:: Material shown

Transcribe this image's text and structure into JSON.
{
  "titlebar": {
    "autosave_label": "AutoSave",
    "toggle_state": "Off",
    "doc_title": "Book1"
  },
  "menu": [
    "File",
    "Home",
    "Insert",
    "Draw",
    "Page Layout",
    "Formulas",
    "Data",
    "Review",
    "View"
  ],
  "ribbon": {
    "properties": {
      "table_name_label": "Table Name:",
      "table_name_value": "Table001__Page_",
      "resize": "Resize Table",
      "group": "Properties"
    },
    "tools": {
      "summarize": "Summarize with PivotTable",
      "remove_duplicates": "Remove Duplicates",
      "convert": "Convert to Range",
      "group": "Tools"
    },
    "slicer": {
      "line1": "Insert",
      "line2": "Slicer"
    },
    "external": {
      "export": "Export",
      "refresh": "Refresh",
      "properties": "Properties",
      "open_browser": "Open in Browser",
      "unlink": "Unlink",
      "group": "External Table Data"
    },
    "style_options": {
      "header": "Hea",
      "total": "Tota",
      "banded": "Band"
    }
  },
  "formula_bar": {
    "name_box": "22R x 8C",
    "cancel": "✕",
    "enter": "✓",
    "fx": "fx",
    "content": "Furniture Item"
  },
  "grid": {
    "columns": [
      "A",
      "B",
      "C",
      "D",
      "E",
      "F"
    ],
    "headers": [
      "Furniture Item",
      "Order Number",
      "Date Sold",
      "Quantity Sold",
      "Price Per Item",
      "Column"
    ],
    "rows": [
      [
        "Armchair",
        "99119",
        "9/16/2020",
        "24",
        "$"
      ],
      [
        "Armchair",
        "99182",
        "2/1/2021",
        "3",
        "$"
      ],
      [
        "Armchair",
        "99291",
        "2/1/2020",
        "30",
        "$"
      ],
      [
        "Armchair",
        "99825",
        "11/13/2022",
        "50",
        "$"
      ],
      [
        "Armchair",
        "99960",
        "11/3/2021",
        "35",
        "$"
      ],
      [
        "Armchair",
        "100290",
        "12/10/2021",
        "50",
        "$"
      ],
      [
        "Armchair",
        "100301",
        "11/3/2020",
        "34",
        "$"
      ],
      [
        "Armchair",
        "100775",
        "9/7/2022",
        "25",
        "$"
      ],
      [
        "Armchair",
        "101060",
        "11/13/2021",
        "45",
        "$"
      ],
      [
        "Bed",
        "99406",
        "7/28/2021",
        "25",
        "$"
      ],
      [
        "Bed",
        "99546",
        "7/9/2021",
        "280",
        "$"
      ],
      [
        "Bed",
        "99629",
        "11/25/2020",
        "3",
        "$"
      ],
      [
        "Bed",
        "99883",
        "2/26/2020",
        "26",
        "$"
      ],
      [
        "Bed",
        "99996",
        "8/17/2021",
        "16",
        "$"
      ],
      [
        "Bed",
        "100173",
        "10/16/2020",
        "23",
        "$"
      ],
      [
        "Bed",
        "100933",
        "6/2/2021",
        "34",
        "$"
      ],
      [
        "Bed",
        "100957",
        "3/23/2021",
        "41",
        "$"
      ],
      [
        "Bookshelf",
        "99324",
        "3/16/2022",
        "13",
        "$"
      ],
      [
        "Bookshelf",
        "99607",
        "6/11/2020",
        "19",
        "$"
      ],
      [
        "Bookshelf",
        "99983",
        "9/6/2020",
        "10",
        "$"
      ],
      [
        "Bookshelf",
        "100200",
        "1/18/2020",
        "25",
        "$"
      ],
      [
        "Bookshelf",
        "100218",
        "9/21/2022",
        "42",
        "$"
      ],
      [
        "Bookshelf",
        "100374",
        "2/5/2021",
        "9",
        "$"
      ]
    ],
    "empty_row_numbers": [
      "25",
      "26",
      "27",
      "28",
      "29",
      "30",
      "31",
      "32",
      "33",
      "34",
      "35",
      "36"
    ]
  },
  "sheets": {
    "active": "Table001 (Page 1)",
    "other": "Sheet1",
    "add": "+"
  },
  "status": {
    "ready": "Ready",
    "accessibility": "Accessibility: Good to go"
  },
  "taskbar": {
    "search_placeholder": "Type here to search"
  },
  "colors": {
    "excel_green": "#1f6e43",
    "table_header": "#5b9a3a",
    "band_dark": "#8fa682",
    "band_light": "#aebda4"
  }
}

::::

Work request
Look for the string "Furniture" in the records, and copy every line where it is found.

Written response
    "content": "Furniture Item"
      "Furniture Item",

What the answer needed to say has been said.